By Ma Xiao adapted by Simone Jonker.
Shen Yun Orchestra is the first company ever to bring traditional Chinese instruments and Western symphony together. With over 90 musicians, Shen Yun has charmed and brought people to tears and countless standing ovations worldwide with its unmatched melodies.
All other orchestras perform solo or concerto, but not a symphony.
The mission of Shen Yun Orchestra is to introduce the world to and revive through music, the ancient 5,000-year-old culture of China.
Chinese instruments, especially the sound of the pipa and erhu are unique. They cannot be replaced with traditional symphony instruments and they cannot be covered by other instruments.
To use them successfully in combination with the instruments of the symphony orchestra is a challenge in itself.
Shen Yun is successful in this because of its particular arrangement method and system. The traditional arrangement method needs to be adjusted to accommodate this.
There are special requirements that enable instruments to work with the erhu or pipa. It is like cooking—ingredients can’t arbitrarily be mixed together.
Only inventive selections of various ingredients will yield dishes with appetising appearance, aroma, and taste.
Therin lies Shen Yun is uniqueness.
To bring East and West together, the western harp replaces the guqin (ancient zither) and guzheng (the Chinese zither.)
The xiao (a Chinese vertical end-blown flute) and the bamboo flute are substituted by the flute and piccolo. The trumpet is used instead of suona.
Shen Yun Orchestra strives to achieve perfect sound. If the musical notes overlap too much in the same frequency band, the additive effect would push the volume too high, resulting in unbalanced melodies.
The erhu is often referred to as a two-string violin, but its sound is very different from the violin. Nevertheless, it blends very well with stringed instruments while offering a unique tone.
The erhu can play solo, duet, ensemble, or concerto. With erhu, pipa, and traditional Chinese percussion instruments such as gu (drum), luo (gong), muyu (wooden fish), and qing (sounding stone), not only do they introduce Chinese ethnic character to the music, they also harmonize and complement classical Western symphony music.
In fact, it makes the combined melody sound richer, more expressive with greater effect.
When selecting these musical instruments, factors related to traditional Chinese culture was carefully considered. The five music notes, five elements, and five internal organs all connect and influence each other. Upon being absorbed by the human body, it can reach deeper of the soul

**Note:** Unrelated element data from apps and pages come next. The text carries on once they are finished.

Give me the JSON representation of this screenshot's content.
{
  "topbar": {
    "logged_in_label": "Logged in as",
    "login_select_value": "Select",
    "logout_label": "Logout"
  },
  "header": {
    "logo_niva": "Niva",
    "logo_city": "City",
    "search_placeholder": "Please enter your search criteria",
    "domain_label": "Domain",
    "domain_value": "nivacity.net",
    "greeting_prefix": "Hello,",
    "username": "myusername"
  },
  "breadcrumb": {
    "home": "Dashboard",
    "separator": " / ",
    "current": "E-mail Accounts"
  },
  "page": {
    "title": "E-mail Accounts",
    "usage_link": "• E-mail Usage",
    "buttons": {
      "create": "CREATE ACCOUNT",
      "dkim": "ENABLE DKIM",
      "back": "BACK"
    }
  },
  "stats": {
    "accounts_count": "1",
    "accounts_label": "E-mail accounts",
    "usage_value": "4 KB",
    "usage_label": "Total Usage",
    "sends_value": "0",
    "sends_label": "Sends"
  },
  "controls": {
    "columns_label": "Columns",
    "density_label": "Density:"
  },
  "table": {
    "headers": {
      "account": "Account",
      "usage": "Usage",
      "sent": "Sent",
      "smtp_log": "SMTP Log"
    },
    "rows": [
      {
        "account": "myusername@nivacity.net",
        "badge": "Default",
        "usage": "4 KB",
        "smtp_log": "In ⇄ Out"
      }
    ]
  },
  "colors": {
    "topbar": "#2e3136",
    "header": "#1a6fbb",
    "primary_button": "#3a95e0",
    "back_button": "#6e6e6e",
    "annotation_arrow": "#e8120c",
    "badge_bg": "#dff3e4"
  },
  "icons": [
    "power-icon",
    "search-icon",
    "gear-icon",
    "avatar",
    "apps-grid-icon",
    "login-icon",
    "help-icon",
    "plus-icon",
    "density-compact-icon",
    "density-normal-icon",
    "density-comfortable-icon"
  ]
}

Commentating on the performance, Mr. Liu Suan-yung, director of the National Taiwan Symphony Orchestra exclaimed “Perfect! I felt like I was transported back to the world as it was two hundred years ago.”
“I really admire the composer who has the ability to overcome the big differences between Western and Eastern instruments and exhibit the styles of both,” he commented.
Chuck and Laura Bokar enjoyed Shen Yun Symphony Orchestra at the Orchestra Hall, Chicago Symphony Center, on Oct. 19, 2019. (Stacey Tang/The Epoch Times)
Chuck Bokar said he also enjoyed the “Ties of Affection,” and liked the fact that each piece has a story behind it and lets the listener “imagine what’s actually being played and happening.”
Mr. Bokar added that the music performed by Shen Yun “is not from the human world,” it’s “celestial, heavenly.”
When listening to the Shen Yun Symphony Orchestra, we should not limit ourselves to the formats of a classical Western symphony or Chinese music. Rather, we need to appreciate the cultural inner meanings and messages within it, so that we can benefit from its divine power.
Enjoy the video below!